My grandmaw does not go visiting the mayor, because she says in the first place Joe Heintzman is an old fool and has been such for many years. In the second place she says she will go find those old scalawags herself if they do not show up pretty soon, and when she does find them they better make themselves mighty scarce, especially my grandpap.

My grandmaw will not believe anything very terrible happens to any of the lot, although everybody but her in my old home town is in pretty much of a sweat. Finally she commences to worry a little herself, because, say what you please, my grandmaw rather likes my grandpap.

Old Jake Warburton, one of grandpap’s best friends, starts in organizing a new posse to go in search of the missing, and somebody notices that he is picking only old pioneers, and asking none of the young squirts of the town to go along, which old Jake explains by saying that this looks like a big fighting job, and he wants experienced fighting men.

When my grandmaw hears of old Jake’s posse she says, “Uh-huh,” like that, and the next thing anybody knows she makes me hitch up old Silver, our gray horse, and away she goes off toward the Greenhorn Mountains in our light buggy, all alone and looking very determined.

It is a good day’s drive to the mountains in those days but my grandmaw knows the roads and the country well. Furthermore, she has many friends on the ranches out that way, and nobody will worry about her whatever, if it is not for what happens to the different missing parties.

Three days later my grandmaw comes driving back again, and who is with her but my grandpap looking none too brash. Furthermore, not far behind them comes all the pirates who are missing, even old Zeb Griscom with a new set of whiskers, and looking very wild. In fact all of them look wild, and they look still wilder after my grandmaw tells their wives a thing or two.

It seems that what happens is as follows:

Old Zeb Griscom gets sick and tired listening to Mrs. Griscom after many years, and so he tells a few of his old friends that he is going out into the Greenhorn Mountains to live in a cave and have a good time the rest of his life.

Of course many wish to go with him, but Zeb shows them how it will look too suspicious if they all start off at once.
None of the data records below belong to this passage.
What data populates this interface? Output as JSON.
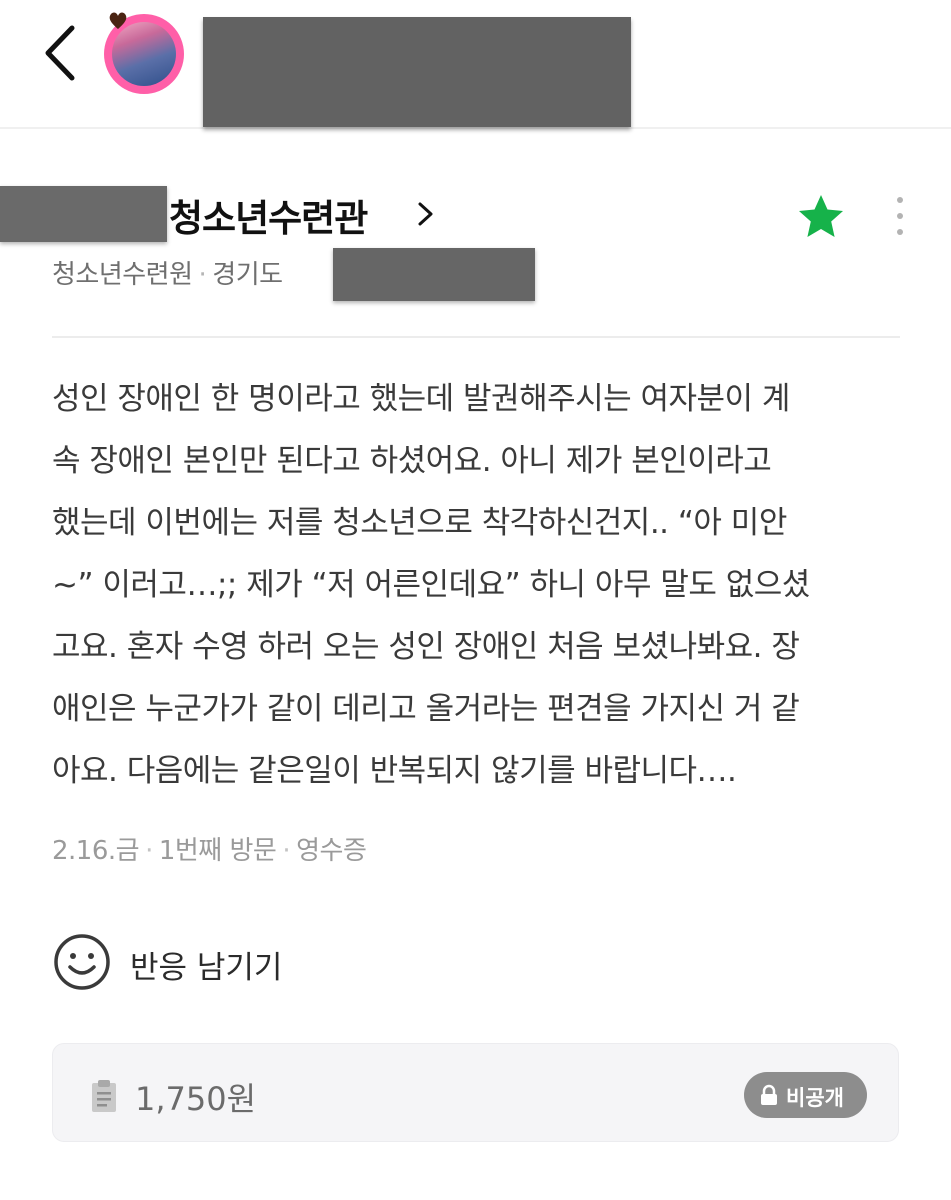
{
  "place": {
    "title": "청소년수련관",
    "category": "청소년수련원",
    "region": "경기도"
  },
  "review": {
    "lines": [
      "성인 장애인 한 명이라고 했는데 발권해주시는 여자분이 계",
      "속 장애인 본인만 된다고 하셨어요. 아니 제가 본인이라고",
      "했는데 이번에는 저를 청소년으로 착각하신건지.. “아 미안",
      "~” 이러고…;; 제가 “저 어른인데요” 하니 아무 말도 없으셨",
      "고요. 혼자 수영 하러 오는 성인 장애인 처음 보셨나봐요. 장",
      "애인은 누군가가 같이 데리고 올거라는 편견을 가지신 거 같",
      "아요. 다음에는 같은일이 반복되지 않기를 바랍니다…."
    ]
  },
  "visit": {
    "date": "2.16.금",
    "count": "1번째 방문",
    "proof": "영수증"
  },
  "reaction": {
    "label": "반응 남기기"
  },
  "receipt": {
    "amount": "1,750원",
    "privacy": "비공개"
  },
  "icons": {
    "back": "chevron-left-icon",
    "star": "star-icon",
    "more": "more-vertical-icon",
    "smile": "smile-icon",
    "receipt": "clipboard-icon",
    "lock": "lock-icon"
  },
  "colors": {
    "star": "#16b24a",
    "badge": "#8d8d8d"
  }
}
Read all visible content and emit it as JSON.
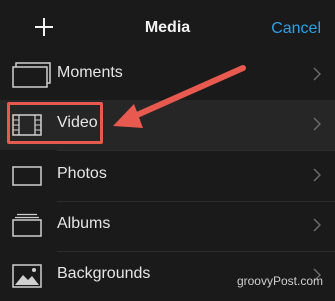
{
  "header": {
    "title": "Media",
    "cancel_label": "Cancel",
    "add_icon": "plus-icon"
  },
  "list": {
    "items": [
      {
        "label": "Moments",
        "icon": "moments-icon"
      },
      {
        "label": "Video",
        "icon": "film-strip-icon"
      },
      {
        "label": "Photos",
        "icon": "photo-frame-icon"
      },
      {
        "label": "Albums",
        "icon": "albums-icon"
      },
      {
        "label": "Backgrounds",
        "icon": "landscape-icon"
      }
    ]
  },
  "watermark": "groovyPost.com",
  "colors": {
    "background": "#1a1a1a",
    "selected_row": "#2a2a2a",
    "accent": "#2fa0e6",
    "annotation": "#e85a4f"
  }
}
So they figure out they can go searching for each other in bunches until they are all together in the cave, and living happy.

The scheme works out great until my grandmaw gets to worrying about my grandpap, which of course is something they do not figure possible. And it seems my grandmaw knows enough about Indian fighting to know that Indian fighters do not need as much liquor to do their fighting on as my grandpap and his searching party takes with them, and she judges that some dirty work is going on somewhere.

She is pretty sure of it when Jake Warburton starts picking out only old guys, and while she does not wish to spoil anybody’s fun she decides that it goes far enough. So she starts searching herself, and the first thing she does when she hits the mountains is to find herself a Mexican who lives in those parts, and who naturally knows what is going on.

This Mexican leads my grandmaw to the cave, and she busts right into as jolly a party as anybody will wish to find with Mr. Hathaway, the banker, doing some cooking over a big fire, and my grandpap dealing out drinks, and everybody laying around looking very happy indeed, until they see my grandmaw.

Well, that is all there is to the great disappearance, except that old Jake Warburton is missing for several days after the lost ones return and it comes out that he is in the Greenhorn Mountains looking for the Mexican who guides my grandmaw. It seems that old Jake is so sore over losing out on the party that he wishes to cut the Mexican’s ears off and keep them for souvenirs, but the Mexican outruns him through the Hardscrabble Canyon, and old Jake comes back to town to spend the rest of his life listening to the stories of the others about the good time they have, and feeling sore at the Mexican.